Work required
This exercise needs all of the entries set down again, exactly as they read.
——
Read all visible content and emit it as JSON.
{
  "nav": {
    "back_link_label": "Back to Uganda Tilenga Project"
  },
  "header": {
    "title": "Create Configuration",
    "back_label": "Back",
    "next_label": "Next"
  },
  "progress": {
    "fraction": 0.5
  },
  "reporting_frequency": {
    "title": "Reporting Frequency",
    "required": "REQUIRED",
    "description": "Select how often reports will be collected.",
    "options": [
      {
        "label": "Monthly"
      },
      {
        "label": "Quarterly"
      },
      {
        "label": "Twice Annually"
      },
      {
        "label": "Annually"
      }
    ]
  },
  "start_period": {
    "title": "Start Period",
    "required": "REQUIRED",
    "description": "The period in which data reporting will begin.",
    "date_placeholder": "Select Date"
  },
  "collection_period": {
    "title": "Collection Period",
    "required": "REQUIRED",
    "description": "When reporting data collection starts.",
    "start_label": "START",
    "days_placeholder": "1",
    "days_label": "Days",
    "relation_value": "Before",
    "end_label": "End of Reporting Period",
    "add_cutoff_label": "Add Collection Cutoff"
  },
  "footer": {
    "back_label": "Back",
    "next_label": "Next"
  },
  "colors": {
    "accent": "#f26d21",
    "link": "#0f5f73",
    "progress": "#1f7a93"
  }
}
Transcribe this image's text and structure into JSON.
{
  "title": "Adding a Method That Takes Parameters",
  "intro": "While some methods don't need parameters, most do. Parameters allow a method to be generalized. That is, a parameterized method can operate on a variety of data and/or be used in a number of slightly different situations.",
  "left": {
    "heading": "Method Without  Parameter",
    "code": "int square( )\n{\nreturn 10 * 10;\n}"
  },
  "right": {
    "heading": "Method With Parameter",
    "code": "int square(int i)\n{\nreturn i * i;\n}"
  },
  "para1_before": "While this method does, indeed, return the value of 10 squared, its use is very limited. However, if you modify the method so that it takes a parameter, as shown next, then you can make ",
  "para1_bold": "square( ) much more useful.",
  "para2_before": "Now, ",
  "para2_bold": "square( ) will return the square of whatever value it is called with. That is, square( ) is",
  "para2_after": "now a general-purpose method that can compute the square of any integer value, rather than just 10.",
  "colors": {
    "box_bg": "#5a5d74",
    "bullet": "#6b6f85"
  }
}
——
Answer area
Read all visible content and emit it as JSON.
{
  "nav": {
    "back_link_label": "Back to Uganda Tilenga Project"
  },
  "header": {
    "title": "Create Configuration",
    "back_label": "Back",
    "next_label": "Next"
  },
  "progress": {
    "fraction": 0.5
  },
  "reporting_frequency": {
    "title": "Reporting Frequency",
    "required": "REQUIRED",
    "description": "Select how often reports will be collected.",
    "options": [
      {
        "label": "Monthly"
      },
      {
        "label": "Quarterly"
      },
      {
        "label": "Twice Annually"
      },
      {
        "label": "Annually"
      }
    ]
  },
  "start_period": {
    "title": "Start Period",
    "required": "REQUIRED",
    "description": "The period in which data reporting will begin.",
    "date_placeholder": "Select Date"
  },
  "collection_period": {
    "title": "Collection Period",
    "required": "REQUIRED",
    "description": "When reporting data collection starts.",
    "start_label": "START",
    "days_placeholder": "1",
    "days_label": "Days",
    "relation_value": "Before",
    "end_label": "End of Reporting Period",
    "add_cutoff_label": "Add Collection Cutoff"
  },
  "footer": {
    "back_label": "Back",
    "next_label": "Next"
  },
  "colors": {
    "accent": "#f26d21",
    "link": "#0f5f73",
    "progress": "#1f7a93"
  }
}
Transcribe this image's text and structure into JSON.
{
  "title": "Adding a Method That Takes Parameters",
  "intro": "While some methods don't need parameters, most do. Parameters allow a method to be generalized. That is, a parameterized method can operate on a variety of data and/or be used in a number of slightly different situations.",
  "left": {
    "heading": "Method Without  Parameter",
    "code": "int square( )\n{\nreturn 10 * 10;\n}"
  },
  "right": {
    "heading": "Method With Parameter",
    "code": "int square(int i)\n{\nreturn i * i;\n}"
  },
  "para1_before": "While this method does, indeed, return the value of 10 squared, its use is very limited. However, if you modify the method so that it takes a parameter, as shown next, then you can make ",
  "para1_bold": "square( ) much more useful.",
  "para2_before": "Now, ",
  "para2_bold": "square( ) will return the square of whatever value it is called with. That is, square( ) is",
  "para2_after": "now a general-purpose method that can compute the square of any integer value, rather than just 10.",
  "colors": {
    "box_bg": "#5a5d74",
    "bullet": "#6b6f85"
  }
}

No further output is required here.